Fluoride is a naturally occurring mineral that can be found in a number of foods as well as the water that comes out of our tap. Our teeth have a coating of minerals on them as part of their enamel layer, but each day, some of that layer is lost as part of a demineralization process. This occurs because of things like acids from plaque, bacteria, and sugar wearing down the enamel. In order to properly protect the teeth and re-mineralize them, minerals like fluoride and calcium must be put back onto the teeth. Without this process, the teeth can begin to decay and break down over time.
Forms of Fluoride

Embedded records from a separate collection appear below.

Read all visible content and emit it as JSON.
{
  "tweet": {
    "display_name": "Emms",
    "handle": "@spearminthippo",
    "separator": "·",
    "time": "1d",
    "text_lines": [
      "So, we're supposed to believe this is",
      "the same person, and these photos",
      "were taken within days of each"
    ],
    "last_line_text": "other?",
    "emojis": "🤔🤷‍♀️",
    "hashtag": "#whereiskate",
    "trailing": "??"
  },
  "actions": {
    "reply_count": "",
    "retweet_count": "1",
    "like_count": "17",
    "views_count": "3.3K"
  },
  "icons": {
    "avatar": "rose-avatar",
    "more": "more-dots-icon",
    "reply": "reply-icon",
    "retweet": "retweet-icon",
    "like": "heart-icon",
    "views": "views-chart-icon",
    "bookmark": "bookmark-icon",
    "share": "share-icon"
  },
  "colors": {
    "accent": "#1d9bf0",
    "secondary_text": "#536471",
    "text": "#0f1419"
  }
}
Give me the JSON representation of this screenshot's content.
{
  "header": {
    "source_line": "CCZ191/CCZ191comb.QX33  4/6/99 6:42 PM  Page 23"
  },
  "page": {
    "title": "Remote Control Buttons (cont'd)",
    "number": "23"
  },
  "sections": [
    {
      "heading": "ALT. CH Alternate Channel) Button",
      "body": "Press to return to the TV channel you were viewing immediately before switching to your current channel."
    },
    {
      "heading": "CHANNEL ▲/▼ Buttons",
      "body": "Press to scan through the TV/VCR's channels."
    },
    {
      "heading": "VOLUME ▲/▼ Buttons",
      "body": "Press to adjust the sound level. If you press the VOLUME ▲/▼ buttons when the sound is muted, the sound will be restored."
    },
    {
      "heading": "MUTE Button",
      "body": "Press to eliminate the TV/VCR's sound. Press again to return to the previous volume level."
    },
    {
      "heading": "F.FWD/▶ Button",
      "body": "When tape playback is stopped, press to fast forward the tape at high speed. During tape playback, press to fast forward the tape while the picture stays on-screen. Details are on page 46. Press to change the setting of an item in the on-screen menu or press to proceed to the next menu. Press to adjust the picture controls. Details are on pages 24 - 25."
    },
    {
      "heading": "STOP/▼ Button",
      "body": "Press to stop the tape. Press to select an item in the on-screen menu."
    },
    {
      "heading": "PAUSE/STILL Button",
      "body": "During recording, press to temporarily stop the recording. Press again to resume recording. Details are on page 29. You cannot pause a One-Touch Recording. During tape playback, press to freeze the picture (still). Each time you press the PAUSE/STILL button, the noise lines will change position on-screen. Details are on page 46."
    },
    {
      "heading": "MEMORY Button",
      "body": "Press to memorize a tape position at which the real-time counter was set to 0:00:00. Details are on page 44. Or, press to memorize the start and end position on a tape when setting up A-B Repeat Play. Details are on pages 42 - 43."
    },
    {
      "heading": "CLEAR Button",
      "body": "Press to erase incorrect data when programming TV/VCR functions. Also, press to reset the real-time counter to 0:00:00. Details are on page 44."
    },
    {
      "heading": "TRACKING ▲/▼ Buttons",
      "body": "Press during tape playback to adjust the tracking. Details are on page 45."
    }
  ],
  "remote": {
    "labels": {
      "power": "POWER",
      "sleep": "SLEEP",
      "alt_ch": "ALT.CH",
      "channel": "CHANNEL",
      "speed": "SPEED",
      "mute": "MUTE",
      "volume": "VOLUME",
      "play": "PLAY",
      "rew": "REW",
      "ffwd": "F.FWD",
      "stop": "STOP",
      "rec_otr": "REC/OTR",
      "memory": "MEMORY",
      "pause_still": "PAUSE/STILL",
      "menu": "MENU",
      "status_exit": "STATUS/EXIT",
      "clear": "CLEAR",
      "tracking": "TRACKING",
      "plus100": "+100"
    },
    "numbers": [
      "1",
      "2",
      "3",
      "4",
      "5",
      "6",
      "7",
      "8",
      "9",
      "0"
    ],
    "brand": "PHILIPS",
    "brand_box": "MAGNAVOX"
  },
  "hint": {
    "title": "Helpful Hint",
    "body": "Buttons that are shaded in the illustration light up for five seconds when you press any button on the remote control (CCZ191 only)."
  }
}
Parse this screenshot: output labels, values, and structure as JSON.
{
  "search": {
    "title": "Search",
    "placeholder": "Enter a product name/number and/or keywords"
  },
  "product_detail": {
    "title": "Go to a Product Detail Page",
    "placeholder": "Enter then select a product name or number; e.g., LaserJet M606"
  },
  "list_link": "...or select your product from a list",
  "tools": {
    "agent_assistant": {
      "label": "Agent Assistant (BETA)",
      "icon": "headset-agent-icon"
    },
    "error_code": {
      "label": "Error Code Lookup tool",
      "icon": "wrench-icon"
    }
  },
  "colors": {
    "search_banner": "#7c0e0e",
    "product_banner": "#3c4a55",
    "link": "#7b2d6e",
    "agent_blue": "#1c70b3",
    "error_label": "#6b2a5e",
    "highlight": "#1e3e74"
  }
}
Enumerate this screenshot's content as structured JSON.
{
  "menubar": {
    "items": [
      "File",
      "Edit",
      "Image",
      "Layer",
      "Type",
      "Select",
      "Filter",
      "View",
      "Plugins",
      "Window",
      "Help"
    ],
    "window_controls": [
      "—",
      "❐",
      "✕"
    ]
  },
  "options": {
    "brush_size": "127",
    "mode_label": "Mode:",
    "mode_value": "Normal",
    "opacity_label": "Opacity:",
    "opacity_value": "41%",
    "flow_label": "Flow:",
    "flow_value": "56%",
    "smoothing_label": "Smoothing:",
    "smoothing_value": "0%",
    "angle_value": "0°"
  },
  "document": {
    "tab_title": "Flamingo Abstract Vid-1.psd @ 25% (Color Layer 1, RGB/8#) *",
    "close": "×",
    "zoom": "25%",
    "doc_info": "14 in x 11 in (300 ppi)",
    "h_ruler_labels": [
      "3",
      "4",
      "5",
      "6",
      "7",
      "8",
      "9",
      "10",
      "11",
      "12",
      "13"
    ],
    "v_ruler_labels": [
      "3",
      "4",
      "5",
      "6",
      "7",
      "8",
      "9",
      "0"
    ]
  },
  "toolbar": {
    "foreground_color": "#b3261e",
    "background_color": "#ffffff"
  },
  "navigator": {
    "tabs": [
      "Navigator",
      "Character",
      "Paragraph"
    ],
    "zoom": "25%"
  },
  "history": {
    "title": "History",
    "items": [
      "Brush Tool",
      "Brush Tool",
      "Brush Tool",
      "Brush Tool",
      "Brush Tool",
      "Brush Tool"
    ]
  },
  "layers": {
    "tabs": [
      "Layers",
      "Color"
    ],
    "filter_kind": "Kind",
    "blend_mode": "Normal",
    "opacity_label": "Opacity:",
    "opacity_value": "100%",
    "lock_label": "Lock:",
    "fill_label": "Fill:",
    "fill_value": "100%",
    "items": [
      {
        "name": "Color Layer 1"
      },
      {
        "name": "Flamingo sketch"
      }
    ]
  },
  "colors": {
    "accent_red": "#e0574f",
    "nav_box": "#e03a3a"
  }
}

Found in food and water, fluoride is applied to the teeth by use of special kinds of toothpaste, mouth rinses, and a dentist prescribed product. If you have a routine dentist appointment and your dentist feels that your teeth do not have enough minerals on their surface, it might be recommended to you that you have dentist-grade fluoride applied. This can be done right at the appointment and the product may be a gel, foam, or rinse. Usually, the process only takes about five minutes and you are on your way.
Critical Ages for Fluoride
The most important years for children to be exposed to fluoride is between six months and sixteen years. This period is when they are developing their first teeth, losing their baby teeth, as well as growing in their adult teeth. It is important to have a good routine of having fluoride treatment applied to your teeth at a young age, and then keeping up with a good oral health routine to maintain the integrity of your teeth. Adults benefit from fluoride as well, and they should utilize fluoride-based products and treatments in their dentist’s office.
When used in moderation and under the supervision of a dentist, fluoride is very safe and beneficial. However, if you use too much fluoride, this can lead to toxicity in the body. This is especially true for smaller children under the age of six, who aren’t used to spitting out their toothpaste and often swallow the products that they are using. Too much fluoride on the teeth can present itself as white spots on the teeth. It can be difficult to get rid of these spots if they do appear.
Who is at Risk?
There are a number of lifestyle factors that can lead to a deficiency in fluoride. For one, people who drink filtered or bottled water are likely not coming into contact with fluoride very often. Water from a well is also usually deficient in many of the important minerals that the body and teeth need.
Fluoride is very beneficial because it helps prevent tooth decay. This decay could eventually lead to cavities, gum disease, and much worse. You can use products like fluoride toothpaste and fluoridated water as a way to rebalance your teeth each day. You can also have a fluoride treatment performed at your dentist’s office. For more information or to schedule an appointment, please contact Mountain View Dental at 385-324-3557.